▸ **Input for this task**:
· · · · · · ·
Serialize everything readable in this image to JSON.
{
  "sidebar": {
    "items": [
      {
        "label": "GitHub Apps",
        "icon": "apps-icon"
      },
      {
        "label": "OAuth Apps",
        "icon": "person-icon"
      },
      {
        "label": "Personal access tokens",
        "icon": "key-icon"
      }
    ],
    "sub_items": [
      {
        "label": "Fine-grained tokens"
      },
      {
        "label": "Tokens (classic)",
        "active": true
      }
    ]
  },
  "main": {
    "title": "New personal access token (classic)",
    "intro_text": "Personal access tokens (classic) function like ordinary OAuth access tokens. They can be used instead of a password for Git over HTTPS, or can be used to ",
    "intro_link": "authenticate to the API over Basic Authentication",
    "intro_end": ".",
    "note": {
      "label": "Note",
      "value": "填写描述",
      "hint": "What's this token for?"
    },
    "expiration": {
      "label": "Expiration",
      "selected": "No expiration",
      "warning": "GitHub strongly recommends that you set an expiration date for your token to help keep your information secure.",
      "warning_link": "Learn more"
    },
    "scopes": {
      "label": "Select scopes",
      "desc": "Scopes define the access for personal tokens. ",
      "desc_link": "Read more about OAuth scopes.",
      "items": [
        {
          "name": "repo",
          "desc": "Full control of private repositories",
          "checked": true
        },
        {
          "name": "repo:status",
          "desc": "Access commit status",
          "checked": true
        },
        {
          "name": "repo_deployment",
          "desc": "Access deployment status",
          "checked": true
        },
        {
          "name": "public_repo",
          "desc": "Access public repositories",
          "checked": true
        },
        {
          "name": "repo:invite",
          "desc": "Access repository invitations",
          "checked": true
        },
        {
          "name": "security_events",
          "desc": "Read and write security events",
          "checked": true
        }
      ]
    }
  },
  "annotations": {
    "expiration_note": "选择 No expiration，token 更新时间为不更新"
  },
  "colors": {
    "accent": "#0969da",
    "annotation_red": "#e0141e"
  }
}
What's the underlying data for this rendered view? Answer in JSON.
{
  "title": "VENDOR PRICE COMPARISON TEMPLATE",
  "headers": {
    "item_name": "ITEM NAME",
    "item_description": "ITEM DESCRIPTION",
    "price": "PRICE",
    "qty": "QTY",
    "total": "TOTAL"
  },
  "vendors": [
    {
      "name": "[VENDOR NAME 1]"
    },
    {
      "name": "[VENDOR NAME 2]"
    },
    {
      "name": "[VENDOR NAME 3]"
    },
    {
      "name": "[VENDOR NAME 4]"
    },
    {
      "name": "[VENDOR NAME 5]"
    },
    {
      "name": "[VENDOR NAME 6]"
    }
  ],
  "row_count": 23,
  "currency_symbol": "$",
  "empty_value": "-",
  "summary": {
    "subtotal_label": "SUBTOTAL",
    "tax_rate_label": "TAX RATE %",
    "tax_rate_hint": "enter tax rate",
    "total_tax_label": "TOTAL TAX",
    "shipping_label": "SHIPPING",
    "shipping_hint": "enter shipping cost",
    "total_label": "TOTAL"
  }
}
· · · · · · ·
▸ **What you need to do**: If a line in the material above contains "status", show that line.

▸ **Written answer**:
          "name": "repo:status",
          "desc": "Access commit status",
          "desc": "Access deployment status",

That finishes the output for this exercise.